Data supplied ::
▼▼▼

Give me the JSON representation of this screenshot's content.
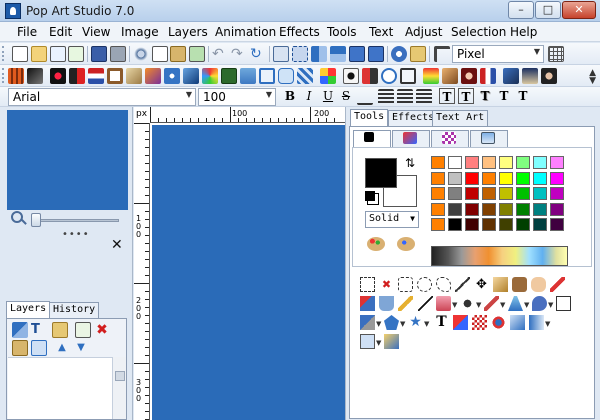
{
  "window": {
    "title": "Pop Art Studio 7.0",
    "controls": {
      "minimize": "–",
      "maximize": "□",
      "close": "✕"
    }
  },
  "menu": [
    "File",
    "Edit",
    "View",
    "Image",
    "Layers",
    "Animation",
    "Effects",
    "Tools",
    "Text",
    "Adjust",
    "Selection",
    "Help"
  ],
  "toolbar": {
    "unit_select": "Pixel"
  },
  "font_toolbar": {
    "font_family": "Arial",
    "font_size": "100",
    "bold": "B",
    "italic": "I",
    "underline": "U",
    "strike": "S",
    "text_styles": [
      "T",
      "T",
      "T",
      "T",
      "T"
    ]
  },
  "ruler": {
    "unit": "px",
    "top_labels": [
      "100",
      "200"
    ],
    "left_labels": [
      "100",
      "200",
      "300"
    ]
  },
  "left_panel": {
    "dots": "••••",
    "close": "✕",
    "tabs": [
      "Layers",
      "History"
    ]
  },
  "right_panel": {
    "tabs": [
      "Tools",
      "Effects",
      "Text Art"
    ],
    "fill_mode": "Solid",
    "swap_glyph": "⇅"
  },
  "colors": {
    "canvas_blue": "#2a6bb8",
    "palette_columns": [
      [
        "#ff8000",
        "#ff8000",
        "#ff8000",
        "#ff8000",
        "#ff8000"
      ],
      [
        "#ffffff",
        "#c0c0c0",
        "#808080",
        "#404040",
        "#000000"
      ],
      [
        "#ff8080",
        "#ff0000",
        "#c00000",
        "#800000",
        "#400000"
      ],
      [
        "#ffc080",
        "#ff8000",
        "#c06000",
        "#804000",
        "#603000"
      ],
      [
        "#ffff80",
        "#ffff00",
        "#c0c000",
        "#808000",
        "#404000"
      ],
      [
        "#80ff80",
        "#00ff00",
        "#00c000",
        "#008000",
        "#004000"
      ],
      [
        "#80ffff",
        "#00ffff",
        "#00c0c0",
        "#008080",
        "#004040"
      ],
      [
        "#ff80ff",
        "#ff00ff",
        "#c000c0",
        "#800080",
        "#400040"
      ]
    ]
  }
}
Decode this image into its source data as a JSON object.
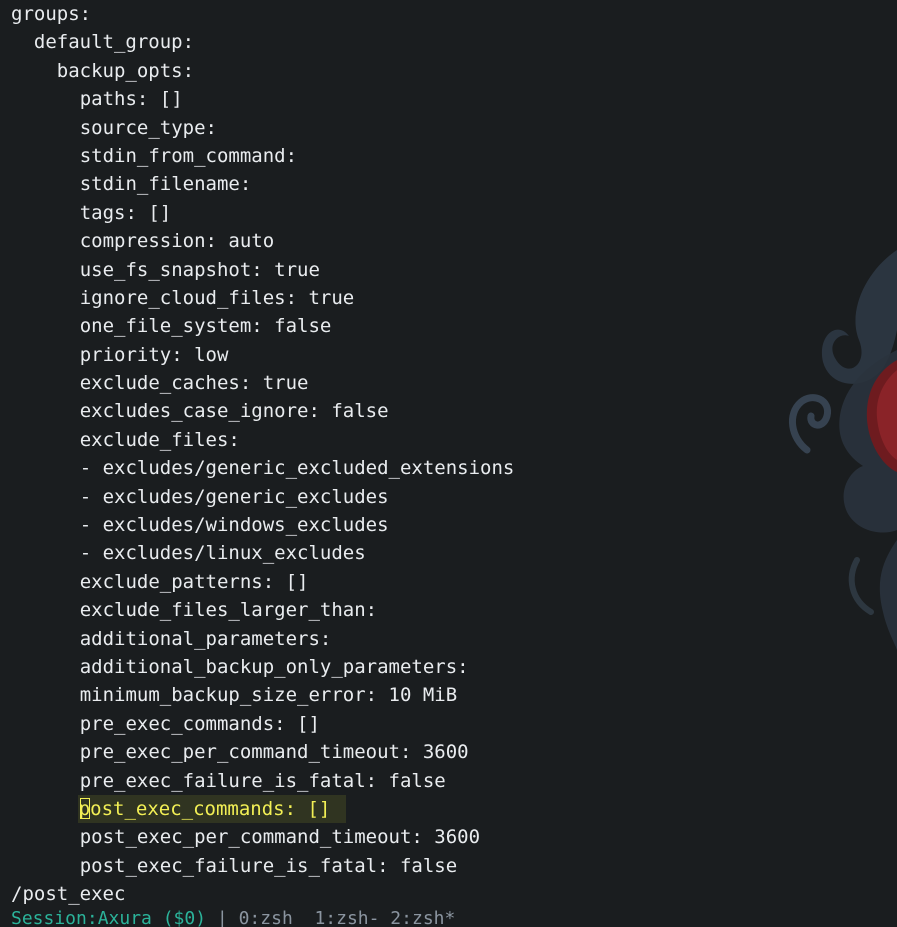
{
  "buffer": {
    "lines": [
      {
        "indent": 0,
        "text": "groups:"
      },
      {
        "indent": 1,
        "text": "default_group:"
      },
      {
        "indent": 2,
        "text": "backup_opts:"
      },
      {
        "indent": 3,
        "text": "paths: []"
      },
      {
        "indent": 3,
        "text": "source_type:"
      },
      {
        "indent": 3,
        "text": "stdin_from_command:"
      },
      {
        "indent": 3,
        "text": "stdin_filename:"
      },
      {
        "indent": 3,
        "text": "tags: []"
      },
      {
        "indent": 3,
        "text": "compression: auto"
      },
      {
        "indent": 3,
        "text": "use_fs_snapshot: true"
      },
      {
        "indent": 3,
        "text": "ignore_cloud_files: true"
      },
      {
        "indent": 3,
        "text": "one_file_system: false"
      },
      {
        "indent": 3,
        "text": "priority: low"
      },
      {
        "indent": 3,
        "text": "exclude_caches: true"
      },
      {
        "indent": 3,
        "text": "excludes_case_ignore: false"
      },
      {
        "indent": 3,
        "text": "exclude_files:"
      },
      {
        "indent": 3,
        "text": "- excludes/generic_excluded_extensions"
      },
      {
        "indent": 3,
        "text": "- excludes/generic_excludes"
      },
      {
        "indent": 3,
        "text": "- excludes/windows_excludes"
      },
      {
        "indent": 3,
        "text": "- excludes/linux_excludes"
      },
      {
        "indent": 3,
        "text": "exclude_patterns: []"
      },
      {
        "indent": 3,
        "text": "exclude_files_larger_than:"
      },
      {
        "indent": 3,
        "text": "additional_parameters:"
      },
      {
        "indent": 3,
        "text": "additional_backup_only_parameters:"
      },
      {
        "indent": 3,
        "text": "minimum_backup_size_error: 10 MiB"
      },
      {
        "indent": 3,
        "text": "pre_exec_commands: []"
      },
      {
        "indent": 3,
        "text": "pre_exec_per_command_timeout: 3600"
      },
      {
        "indent": 3,
        "text": "pre_exec_failure_is_fatal: false"
      },
      {
        "indent": 3,
        "text": "post_exec_commands: []",
        "highlight": true,
        "cursor": true
      },
      {
        "indent": 3,
        "text": "post_exec_per_command_timeout: 3600"
      },
      {
        "indent": 3,
        "text": "post_exec_failure_is_fatal: false"
      },
      {
        "indent": 0,
        "text": "/post_exec"
      }
    ]
  },
  "status_bar": {
    "session": "Session:Axura ($0)",
    "separator": " | ",
    "windows": "0:zsh  1:zsh- 2:zsh*"
  },
  "colors": {
    "background": "#1a1d1f",
    "text": "#e9ecef",
    "search_highlight_text": "#f2ef55",
    "status_session": "#2bb39a",
    "status_text": "#8b95a0",
    "wallpaper_red": "#7a1e22",
    "wallpaper_slate": "#3a4a5a"
  }
}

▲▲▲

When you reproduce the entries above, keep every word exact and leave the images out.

Give me the JSON representation of this screenshot's content.
{
  "window": {
    "title": "Pop Art Studio 7.0",
    "controls": {
      "minimize": "–",
      "maximize": "□",
      "close": "✕"
    }
  },
  "menu": [
    "File",
    "Edit",
    "View",
    "Image",
    "Layers",
    "Animation",
    "Effects",
    "Tools",
    "Text",
    "Adjust",
    "Selection",
    "Help"
  ],
  "toolbar": {
    "unit_select": "Pixel"
  },
  "font_toolbar": {
    "font_family": "Arial",
    "font_size": "100",
    "bold": "B",
    "italic": "I",
    "underline": "U",
    "strike": "S",
    "text_styles": [
      "T",
      "T",
      "T",
      "T",
      "T"
    ]
  },
  "ruler": {
    "unit": "px",
    "top_labels": [
      "100",
      "200"
    ],
    "left_labels": [
      "100",
      "200",
      "300"
    ]
  },
  "left_panel": {
    "dots": "••••",
    "close": "✕",
    "tabs": [
      "Layers",
      "History"
    ]
  },
  "right_panel": {
    "tabs": [
      "Tools",
      "Effects",
      "Text Art"
    ],
    "fill_mode": "Solid",
    "swap_glyph": "⇅"
  },
  "colors": {
    "canvas_blue": "#2a6bb8",
    "palette_columns": [
      [
        "#ff8000",
        "#ff8000",
        "#ff8000",
        "#ff8000",
        "#ff8000"
      ],
      [
        "#ffffff",
        "#c0c0c0",
        "#808080",
        "#404040",
        "#000000"
      ],
      [
        "#ff8080",
        "#ff0000",
        "#c00000",
        "#800000",
        "#400000"
      ],
      [
        "#ffc080",
        "#ff8000",
        "#c06000",
        "#804000",
        "#603000"
      ],
      [
        "#ffff80",
        "#ffff00",
        "#c0c000",
        "#808000",
        "#404000"
      ],
      [
        "#80ff80",
        "#00ff00",
        "#00c000",
        "#008000",
        "#004000"
      ],
      [
        "#80ffff",
        "#00ffff",
        "#00c0c0",
        "#008080",
        "#004040"
      ],
      [
        "#ff80ff",
        "#ff00ff",
        "#c000c0",
        "#800080",
        "#400040"
      ]
    ]
  }
}
Decode this image into its source data as a JSON object.
{
  "buffer": {
    "lines": [
      {
        "indent": 0,
        "text": "groups:"
      },
      {
        "indent": 1,
        "text": "default_group:"
      },
      {
        "indent": 2,
        "text": "backup_opts:"
      },
      {
        "indent": 3,
        "text": "paths: []"
      },
      {
        "indent": 3,
        "text": "source_type:"
      },
      {
        "indent": 3,
        "text": "stdin_from_command:"
      },
      {
        "indent": 3,
        "text": "stdin_filename:"
      },
      {
        "indent": 3,
        "text": "tags: []"
      },
      {
        "indent": 3,
        "text": "compression: auto"
      },
      {
        "indent": 3,
        "text": "use_fs_snapshot: true"
      },
      {
        "indent": 3,
        "text": "ignore_cloud_files: true"
      },
      {
        "indent": 3,
        "text": "one_file_system: false"
      },
      {
        "indent": 3,
        "text": "priority: low"
      },
      {
        "indent": 3,
        "text": "exclude_caches: true"
      },
      {
        "indent": 3,
        "text": "excludes_case_ignore: false"
      },
      {
        "indent": 3,
        "text": "exclude_files:"
      },
      {
        "indent": 3,
        "text": "- excludes/generic_excluded_extensions"
      },
      {
        "indent": 3,
        "text": "- excludes/generic_excludes"
      },
      {
        "indent": 3,
        "text": "- excludes/windows_excludes"
      },
      {
        "indent": 3,
        "text": "- excludes/linux_excludes"
      },
      {
        "indent": 3,
        "text": "exclude_patterns: []"
      },
      {
        "indent": 3,
        "text": "exclude_files_larger_than:"
      },
      {
        "indent": 3,
        "text": "additional_parameters:"
      },
      {
        "indent": 3,
        "text": "additional_backup_only_parameters:"
      },
      {
        "indent": 3,
        "text": "minimum_backup_size_error: 10 MiB"
      },
      {
        "indent": 3,
        "text": "pre_exec_commands: []"
      },
      {
        "indent": 3,
        "text": "pre_exec_per_command_timeout: 3600"
      },
      {
        "indent": 3,
        "text": "pre_exec_failure_is_fatal: false"
      },
      {
        "indent": 3,
        "text": "post_exec_commands: []",
        "highlight": true,
        "cursor": true
      },
      {
        "indent": 3,
        "text": "post_exec_per_command_timeout: 3600"
      },
      {
        "indent": 3,
        "text": "post_exec_failure_is_fatal: false"
      },
      {
        "indent": 0,
        "text": "/post_exec"
      }
    ]
  },
  "status_bar": {
    "session": "Session:Axura ($0)",
    "separator": " | ",
    "windows": "0:zsh  1:zsh- 2:zsh*"
  },
  "colors": {
    "background": "#1a1d1f",
    "text": "#e9ecef",
    "search_highlight_text": "#f2ef55",
    "status_session": "#2bb39a",
    "status_text": "#8b95a0",
    "wallpaper_red": "#7a1e22",
    "wallpaper_slate": "#3a4a5a"
  }
}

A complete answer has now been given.